Tina Turner sings, “What’s love got to do with it?” But I wonder, “What’s eyes got to do with it?”
Apparently, a lot. It turns out eye colour can determine if you are likely to get depressed in winter.
It is still cold in northern Europe, the landscape white with snow, trees sparkling with ice-crusted leaves. Breathtakingly beautiful when looking out from a heated room. Step outside and breath freezes. Even before their breath, the brains of Asians and Arabs congeal when winter descends. Anecdotally, they seem more blue than the blue-eyed locals. Now there is science to back this empirical observation.
New research suggests that people with dark eyes are more prone to the appropriately named Seasonal Affective Disorder (SAD), a type of depression triggered by diminished sunlight during the short winter days. A study by the United Kingdom’s University of Wales found that black eyes absorb more sunlight, just like black clothes do. As dark eyes are used to absorbing more light, they become more sunlight-deprived in winter, causing mood disorders. Blue eyes absorb less light anyway, so they are less affected.
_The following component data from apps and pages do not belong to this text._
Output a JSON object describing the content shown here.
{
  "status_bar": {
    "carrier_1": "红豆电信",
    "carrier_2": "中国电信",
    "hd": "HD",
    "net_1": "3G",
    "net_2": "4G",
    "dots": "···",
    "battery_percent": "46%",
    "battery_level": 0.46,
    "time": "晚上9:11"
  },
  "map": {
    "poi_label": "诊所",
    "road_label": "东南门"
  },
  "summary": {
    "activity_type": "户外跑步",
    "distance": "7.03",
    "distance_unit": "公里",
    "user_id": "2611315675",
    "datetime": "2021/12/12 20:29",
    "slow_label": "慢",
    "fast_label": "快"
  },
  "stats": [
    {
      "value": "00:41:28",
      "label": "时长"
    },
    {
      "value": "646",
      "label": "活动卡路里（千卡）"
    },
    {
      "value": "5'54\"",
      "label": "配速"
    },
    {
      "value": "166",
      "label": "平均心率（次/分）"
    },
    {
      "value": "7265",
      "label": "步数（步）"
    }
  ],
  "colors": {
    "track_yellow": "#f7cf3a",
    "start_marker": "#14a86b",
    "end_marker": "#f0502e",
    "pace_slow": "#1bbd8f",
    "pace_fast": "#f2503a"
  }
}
Colour is determined by the pigment called melanin. The more melanin, the darker the iris and skin, and greater the sunlight absorption. More melanin means slower metabolism of vitamin D obtained from sunlight. This is evolution’s shield—in the tropics, people are dark-skinned to ensure they don’t get excess vitamin D, while people in the cold north are fair-skinned so they absorb sufficient amounts. Melanin also produces melatonin, a hormone released in the brain that balances the circadian sleep-wake cycles. Produced in right quantities, melatonin helps people fall asleep, but in surplus, can make them lethargic or depressed.
Not surprisingly, SAD victims suffer disturbed sleep, weight gain, energy loss and a desire to withdraw socially. As with all research, there are caveats—not all people with dark eyes develop SAD while many blue-eyed people do. Eye colour is inherited, but SAD is not necessarily a genetic curse even though it predisposes some to depression symptoms. These can be countered by lifestyle choices—walking during lunch hour on sunny days help. Unfortunately, cold and listlessness induce SAD victims to huddle indoors, making matters worse.
Stomach microbes can also make matters worse. What’s bacteria got to do with it? Apparently, a lot. Researchers link depression, anxiety and autism to bacteria in the gut. Politicians obsess about the Axis of Evil, but scientists scrutinise the ‘gut-brain axis’. A recent study by Belgian scientists found that people suffering from depression lack certain species of gut bacteria.
Trillions of microorganisms swarm our stomach. The universe of microbiome or the community of beneficial and harmful gut microbes unique to every person is partly inherited from our mothers. Again, this is a genetic blessing or curse, but those deficient in good bacteria can compensate by eating fruits and vegetables. It is perhaps to generate healthy bacteria that traditional societies across the world include fermented food in their diets—sauerkraut, kimchi, curds.
Stomach bacteria affects both mind and body. Scientists draw correlations between unhealthy gut and type 2 diabetes, Crohn’s disease, ulcerative colitis, colon cancer, high blood pressure and heart disease. Eye, brain, body, stomach, they are all interconnected, exactly like the cosmos. New Age gurus say, “Don’t look up, look within.” Of course, they don’t mean look into your gut, even though we now know it is an abode of good health and fine qualities, ranging from intuition (gut instincts) to courage (guts).
Maybe there is more to navel gazing than we imagined.
Pratap is an author and journalist.